With Will Middlebrooks set to return to the Boston Red Sox soon, it leaves John Farrell with some serious questions. One of those pressing questions is pertinent to Middlebrooks’ playing time and how Boston implements him when he finishes his rehab assignment.
Brian MacPherson of the Providence Journal reported earlier in the week that Boston is entertaining the idea of playing the career third basemen in the outfield in an effort to give him more at-bats. Interestingly enough, this isn’t the first time Boston has toyed with playing Middlebrooks in the outfield. Back in 2012 when he made a Brock Holt-esque emergence, Bobby Valentine pondered shifting Middlebrooks to the outfield due to Kevin Youkilis’ presence. But instead, they decided it was not beneficial for Will, because they believed it may compromise the — at that juncture — third basemen of the future’s career.
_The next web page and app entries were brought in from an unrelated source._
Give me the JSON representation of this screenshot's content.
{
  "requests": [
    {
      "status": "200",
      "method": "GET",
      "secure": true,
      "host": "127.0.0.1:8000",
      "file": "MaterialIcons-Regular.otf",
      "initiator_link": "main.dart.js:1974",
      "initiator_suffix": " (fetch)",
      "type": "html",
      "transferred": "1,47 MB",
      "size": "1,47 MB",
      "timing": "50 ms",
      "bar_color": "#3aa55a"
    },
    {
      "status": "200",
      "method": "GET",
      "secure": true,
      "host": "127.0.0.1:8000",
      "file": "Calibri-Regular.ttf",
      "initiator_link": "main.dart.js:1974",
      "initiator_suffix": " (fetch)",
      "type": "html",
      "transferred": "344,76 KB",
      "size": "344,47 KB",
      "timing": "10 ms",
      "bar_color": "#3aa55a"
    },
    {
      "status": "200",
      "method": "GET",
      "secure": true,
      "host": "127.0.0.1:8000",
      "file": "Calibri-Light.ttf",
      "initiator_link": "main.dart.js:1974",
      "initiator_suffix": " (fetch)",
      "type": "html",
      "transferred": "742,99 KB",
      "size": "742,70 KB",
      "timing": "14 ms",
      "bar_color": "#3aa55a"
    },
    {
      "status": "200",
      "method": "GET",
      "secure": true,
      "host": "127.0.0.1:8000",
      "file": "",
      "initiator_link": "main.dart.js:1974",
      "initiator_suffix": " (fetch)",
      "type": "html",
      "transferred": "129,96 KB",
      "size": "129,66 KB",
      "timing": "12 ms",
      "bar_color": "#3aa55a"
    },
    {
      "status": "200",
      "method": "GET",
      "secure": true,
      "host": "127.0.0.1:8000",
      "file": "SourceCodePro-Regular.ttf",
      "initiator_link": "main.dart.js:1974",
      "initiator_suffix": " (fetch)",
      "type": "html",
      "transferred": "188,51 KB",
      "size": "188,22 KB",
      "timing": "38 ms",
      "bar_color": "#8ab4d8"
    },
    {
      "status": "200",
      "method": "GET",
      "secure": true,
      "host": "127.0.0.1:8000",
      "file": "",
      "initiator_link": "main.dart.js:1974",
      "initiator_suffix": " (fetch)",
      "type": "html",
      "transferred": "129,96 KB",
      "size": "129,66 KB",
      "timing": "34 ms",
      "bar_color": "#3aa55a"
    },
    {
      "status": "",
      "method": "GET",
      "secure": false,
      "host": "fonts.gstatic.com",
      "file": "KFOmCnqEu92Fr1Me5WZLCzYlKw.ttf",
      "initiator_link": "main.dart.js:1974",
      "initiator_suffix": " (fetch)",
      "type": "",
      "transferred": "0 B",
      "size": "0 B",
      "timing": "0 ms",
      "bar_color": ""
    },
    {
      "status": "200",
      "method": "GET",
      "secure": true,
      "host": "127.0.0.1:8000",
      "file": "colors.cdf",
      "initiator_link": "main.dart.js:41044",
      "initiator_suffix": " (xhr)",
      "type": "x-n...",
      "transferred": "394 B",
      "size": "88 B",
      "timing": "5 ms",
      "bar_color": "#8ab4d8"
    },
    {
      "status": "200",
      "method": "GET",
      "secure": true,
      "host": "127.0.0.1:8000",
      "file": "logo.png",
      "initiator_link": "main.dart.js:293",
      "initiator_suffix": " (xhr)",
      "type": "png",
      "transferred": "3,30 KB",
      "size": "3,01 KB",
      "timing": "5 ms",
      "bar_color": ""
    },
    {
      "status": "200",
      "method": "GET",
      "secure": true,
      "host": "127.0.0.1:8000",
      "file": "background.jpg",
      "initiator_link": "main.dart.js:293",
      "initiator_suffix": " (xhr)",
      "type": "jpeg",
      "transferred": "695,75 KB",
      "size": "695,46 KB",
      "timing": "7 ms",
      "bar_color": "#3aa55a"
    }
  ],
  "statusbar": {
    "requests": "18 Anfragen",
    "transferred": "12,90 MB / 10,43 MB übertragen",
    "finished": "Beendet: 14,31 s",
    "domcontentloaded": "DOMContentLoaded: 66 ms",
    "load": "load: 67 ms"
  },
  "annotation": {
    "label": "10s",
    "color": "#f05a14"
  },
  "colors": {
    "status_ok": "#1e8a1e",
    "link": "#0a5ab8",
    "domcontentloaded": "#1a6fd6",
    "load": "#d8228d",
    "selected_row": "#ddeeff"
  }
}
The outfield was a mess for a good portion of the year. However, Daniel Nava is hot and will be hitting against right-handed pitchers until he cools down, Shane Victorino is close to coming back, and Brock Holt is……well, Brock Holt. Really, there’s no room for Middlebrooks in the outfield pending an unforeseen injury. Even then, the Red Sox have Jackie Bradley Jr. and Jonny Gomes, whom they’ll start over Middlebrooks in the outfield in a heartbeat. So this begs the question: where does Will Middlebrooks fit in? He’ll obviously be an excellent pinch-hit power-bat — regardless if he finds kind of, sort of regular playing time. However, there is an evident role for “WMB” to slide into upon his return. And that is playing third base when a southpaw is on the hill.
There are two, maybe three, benefits in doing so.
To start, Stephen Drew is horrendous against left-handed pitching while Middlebrooks is the clear superior in that regard. Farrell can ride the platoon and maximize lineup efficiency. Next, this allows Xander Bogaerts to see time at shortstop, which is the position he wants to and is expected to play in Boston for a long time. He can grow more acclimated to the nuances of the major-league shortstop position, instead of repeating the same struggles he confronted at the position in the beginning of the year. Do you really anticipate Bogaerts to be able to play short well with almost a year reprieve from it?
Finally, this gives Boston a chance to work Middlebrooks into the lineup, although I’m not sure if that is necessarily a good thing. He’s really scuffled the past year and a half after a rookie year of dominance. It’s uncertain whether or not he will help or hurt Boston if he is to see moderate playing time. The following scenario of starting Middlebrooks against lefties can, and probably will come to fruition. Ultimately, though, the effectiveness of this decision will be determined by Middlebrooks’ play.